Intensely interested in the interface between Jewish ethics and social welfare policies, Ralph himself laid the groundwork for this new Center. In 2008, with support from the Maurice and Vivienne Wohl Fund, he collaborated with the Baerwald School to establish what has become an increasingly popular series of courses and student scholarship opportunities addressing this nexus.
It was an endeavor that continued a long-standing relationship between The Hebrew University and JDC, dating back to the establishment in 1958 of the social work school, named after Paul Baerwald, a founding member of the JDC, and the founding in 1971 of the Joseph J. Schwartz Training Center for Community Center Personnel, named after the JDC professional who led JDC’s response to WWII and the Shoah. [Learn more about JDC’s hallmark WWII-era activities at archives.JDC.org.]
Honoring Ralph’s legacy in a field so close to his heart, the eponymous Center will serve as a hub for groundbreaking academic explorations of this subject. It will offer graduate level courses, research groups, support for masters and doctoral studies, and opportunities for international collaboration and scholarly exchanges.

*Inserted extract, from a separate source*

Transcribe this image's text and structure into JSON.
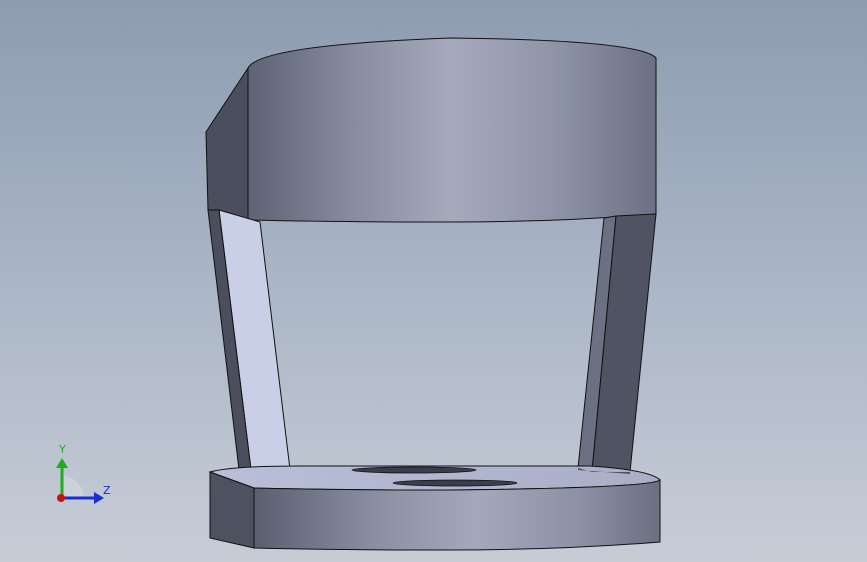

As JDC Executive Vice President Alan Gill reminds us, “Ralph lived his entire life in service to the Jewish People, and his greatest joy was to pass on his values to the next generation. This new center will do that and more–keeping his dreams, his vision, and his abiding sense of commitment alive for generations to come.”